Off the top of my head, I can still remember some of the great one-liners she has said. To this day, my all-time favorite – and one that could hold the top spot for a long time – came after the first couple of days of kindergarten last fall. As her brother sat in his high-chair to eat dinner, she dropped her fork on her plate, looked him right in the eyes and said “Brant, life gets harder when you get older. Just wait until you start kindergarten!”

The day at Disney World, where we to see the Fairies, and before we could go in, they had to “shrink” us so we were the size of the fairies. “Dad, they’re gonna be able to make us big again, right?” Her concerns, fortunately, were unwarranted.

Rosetta, Maren and Mommy

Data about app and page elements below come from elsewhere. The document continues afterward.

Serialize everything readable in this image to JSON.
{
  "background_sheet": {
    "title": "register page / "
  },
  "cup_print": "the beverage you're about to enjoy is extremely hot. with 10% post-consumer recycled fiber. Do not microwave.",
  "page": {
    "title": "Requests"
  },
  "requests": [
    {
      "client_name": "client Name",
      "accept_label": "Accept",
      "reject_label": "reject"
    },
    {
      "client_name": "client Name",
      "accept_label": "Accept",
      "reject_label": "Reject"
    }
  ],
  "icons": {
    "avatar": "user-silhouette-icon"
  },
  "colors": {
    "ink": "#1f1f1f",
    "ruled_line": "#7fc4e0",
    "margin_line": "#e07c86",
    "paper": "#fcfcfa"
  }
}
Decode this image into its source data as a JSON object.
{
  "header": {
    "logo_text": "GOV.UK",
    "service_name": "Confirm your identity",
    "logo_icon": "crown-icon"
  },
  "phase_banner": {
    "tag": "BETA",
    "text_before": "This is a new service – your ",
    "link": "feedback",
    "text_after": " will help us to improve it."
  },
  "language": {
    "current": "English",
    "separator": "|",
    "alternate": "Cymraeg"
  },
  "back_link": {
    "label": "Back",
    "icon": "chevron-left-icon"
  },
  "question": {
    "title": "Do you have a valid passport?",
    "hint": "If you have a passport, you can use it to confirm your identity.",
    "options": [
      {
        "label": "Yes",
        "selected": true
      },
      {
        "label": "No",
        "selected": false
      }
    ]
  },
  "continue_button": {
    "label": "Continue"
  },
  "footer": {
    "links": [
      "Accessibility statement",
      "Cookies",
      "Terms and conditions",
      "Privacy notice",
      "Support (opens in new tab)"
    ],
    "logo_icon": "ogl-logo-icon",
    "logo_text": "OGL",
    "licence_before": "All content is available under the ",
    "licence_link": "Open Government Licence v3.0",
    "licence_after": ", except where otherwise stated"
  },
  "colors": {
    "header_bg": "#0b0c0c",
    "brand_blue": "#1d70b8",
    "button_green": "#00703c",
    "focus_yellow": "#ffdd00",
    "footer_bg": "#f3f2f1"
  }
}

Sometimes they embarrass us. Kids don’t yet have that filter adults have learned, about what to say out loud and what “say” in your head. This summer my daughter traveled with me to cover a game for the newspaper I work for. I was covering one team (dressed in orange) against another team (in purple) at a state tournament on the other end of the state. We were going to make a weekend of it, stay in a hotel, return the next day unless we needed to stay longer if they should win (which I didn’t want to have happen). So we are sitting amidst all the fans when my wife calls, I give my phone to my daughter and she says, as loud as she possibly can, “Right now the team in orange is winning, but Daddy wants the purple team to win so we can go home.” No hole was deep enough for me.

So we all know kids say the darndest things. What are some of the best one-liners your kids have said?